* PROBLEM:
Every line in the data below that holds "title" should be found and copied.

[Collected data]
-------------------------

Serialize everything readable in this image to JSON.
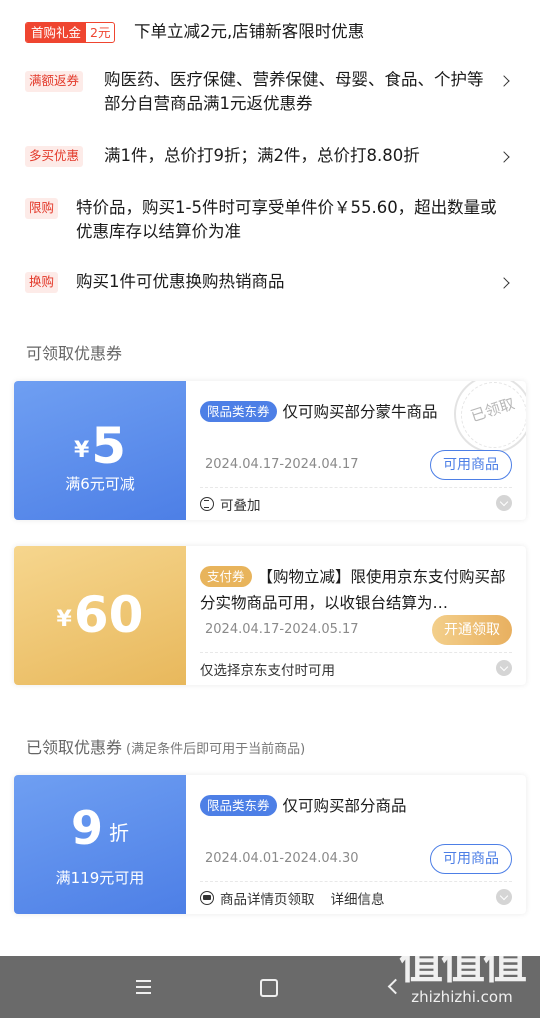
{
  "promotions": [
    {
      "tag": "首购礼金",
      "tag_value": "2元",
      "text": "下单立减2元,店铺新客限时优惠"
    },
    {
      "tag": "满额返券",
      "text": "购医药、医疗保健、营养保健、母婴、食品、个护等部分自营商品满1元返优惠券"
    },
    {
      "tag": "多买优惠",
      "text": "满1件，总价打9折；满2件，总价打8.80折"
    },
    {
      "tag": "限购",
      "text": "特价品，购买1-5件时可享受单件价￥55.60，超出数量或优惠库存以结算价为准"
    },
    {
      "tag": "换购",
      "text": "购买1件可优惠换购热销商品"
    }
  ],
  "available_section": {
    "title": "可领取优惠券"
  },
  "received_section": {
    "title": "已领取优惠券",
    "note": "(满足条件后即可用于当前商品)"
  },
  "coupons": [
    {
      "currency": "¥",
      "amount": "5",
      "condition": "满6元可减",
      "badge": "限品类东券",
      "title": "仅可购买部分蒙牛商品",
      "date": "2024.04.17-2024.04.17",
      "button": "可用商品",
      "footer": "可叠加",
      "stamp": "已领取",
      "color": "#4d7fe6"
    },
    {
      "currency": "¥",
      "amount": "60",
      "condition": "",
      "badge": "支付券",
      "title": "【购物立减】限使用京东支付购买部分实物商品可用，以收银台结算为…",
      "date": "2024.04.17-2024.05.17",
      "button": "开通领取",
      "footer": "仅选择京东支付时可用",
      "color": "#e8b45c"
    },
    {
      "amount": "9",
      "unit": "折",
      "condition": "满119元可用",
      "badge": "限品类东券",
      "title": "仅可购买部分商品",
      "date": "2024.04.01-2024.04.30",
      "button": "可用商品",
      "footer": "商品详情页领取",
      "footer_extra": "详细信息",
      "color": "#4d7fe6"
    }
  ],
  "icons": {
    "chevron": "chevron-right-icon",
    "stack": "stack-icon",
    "card": "card-icon",
    "expand": "chevron-down-icon"
  },
  "navbar": {
    "menu": "menu-icon",
    "home": "home-icon",
    "back": "back-icon"
  },
  "watermark": {
    "logo": "值值值",
    "url": "zhizhizhi.com"
  }
}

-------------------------

* SOLUTION TO THIS PROBLEM:
    "title": "可领取优惠券"
    "title": "已领取优惠券",
      "title": "仅可购买部分蒙牛商品",
      "title": "【购物立减】限使用京东支付购买部分实物商品可用，以收银台结算为…",
      "title": "仅可购买部分商品",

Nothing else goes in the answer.